Allow Herbs And Vegetables To Flower
You often harvest your herbs and vegetables before they flower, but by letting some of them bloom, you can provide a rich food source for bees. Herbs like basil, rosemary, and thyme produce flowers that are incredibly attractive to bees.
Likewise, vegetables like broccoli and kale, if left to flower, can become a bee feast. This not only provides bees with more diverse nutrition, but also enhances the pollination of your garden, leading to a more productive yield. It’s a fantastic way to support the bees while reaping the benefits in terms of your own harvest.
Provide Bee Habitats

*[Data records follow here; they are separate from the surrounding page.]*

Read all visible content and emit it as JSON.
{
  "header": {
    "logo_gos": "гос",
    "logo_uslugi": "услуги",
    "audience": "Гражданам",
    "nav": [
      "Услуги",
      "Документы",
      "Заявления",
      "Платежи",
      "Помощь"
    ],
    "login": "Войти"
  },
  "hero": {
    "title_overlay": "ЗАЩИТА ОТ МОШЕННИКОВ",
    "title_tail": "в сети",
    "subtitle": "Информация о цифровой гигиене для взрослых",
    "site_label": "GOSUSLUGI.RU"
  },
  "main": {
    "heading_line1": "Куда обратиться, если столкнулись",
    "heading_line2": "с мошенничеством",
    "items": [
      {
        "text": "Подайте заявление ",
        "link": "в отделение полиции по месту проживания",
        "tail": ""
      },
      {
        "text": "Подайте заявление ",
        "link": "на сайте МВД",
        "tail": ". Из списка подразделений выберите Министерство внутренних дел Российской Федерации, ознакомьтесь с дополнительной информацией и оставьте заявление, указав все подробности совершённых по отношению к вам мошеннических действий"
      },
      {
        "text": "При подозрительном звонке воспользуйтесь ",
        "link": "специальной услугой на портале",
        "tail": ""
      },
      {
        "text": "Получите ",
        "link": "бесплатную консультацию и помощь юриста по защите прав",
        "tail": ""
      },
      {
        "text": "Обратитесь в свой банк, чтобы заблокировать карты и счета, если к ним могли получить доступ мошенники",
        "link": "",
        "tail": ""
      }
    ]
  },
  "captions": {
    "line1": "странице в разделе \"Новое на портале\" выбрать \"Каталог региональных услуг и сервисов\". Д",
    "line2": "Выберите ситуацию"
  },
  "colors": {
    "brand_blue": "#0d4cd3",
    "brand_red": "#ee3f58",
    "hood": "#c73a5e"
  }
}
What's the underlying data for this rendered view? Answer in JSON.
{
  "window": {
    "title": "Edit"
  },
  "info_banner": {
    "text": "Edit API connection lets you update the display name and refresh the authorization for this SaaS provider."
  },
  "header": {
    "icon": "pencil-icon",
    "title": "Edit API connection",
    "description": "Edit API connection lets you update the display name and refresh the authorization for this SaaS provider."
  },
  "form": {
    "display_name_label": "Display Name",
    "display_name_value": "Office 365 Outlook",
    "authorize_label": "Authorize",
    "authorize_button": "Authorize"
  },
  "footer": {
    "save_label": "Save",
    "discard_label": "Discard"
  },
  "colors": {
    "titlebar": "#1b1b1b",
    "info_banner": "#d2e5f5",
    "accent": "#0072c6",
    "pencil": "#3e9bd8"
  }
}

Bees need more than food and water; they also require safe spaces for rest, shelter, and reproduction. Some bees, such as solitary bees, burrow into the ground, while others prefer hollow stems or holes in wood. Leaving a section of your garden a bit wild, with dead wood and dense shrubs, can offer such habitats.
Additionally, a bee hotel, filled with small tubes or drilled holes, can provide a safe nesting place for bees. Installing one can also be an engaging project for children, teaching them about the importance of bees and sparking an interest in nature conservation.
Limit Use Of Pesticides
While pesticides can help control pests in your garden, they can also cause significant harm to bees. Many common pesticides can kill bees directly or contaminate their food sources, leading to long-term population declines. It’s therefore vital to limit pesticide use or switch to bee-friendly alternatives.
Consider natural pest control methods, like encouraging beneficial insects or using insecticidal soaps. These approaches can keep your garden healthy while ensuring it remains a safe place for bees.
Create A Bee-Friendly Garden Today!
In conclusion, cultivating a bee-friendly garden is a fulfilling activity that significantly contributes to the well-being of your vital pollinators and, by extension, your planet. Each step you take towards creating a haven for bees in your backyard adds to a network of habitats that support their survival. So, go ahead, make your garden buzz with life, and enjoy the beauty and bounty of nature unfolding in your very own bee-friendly garden.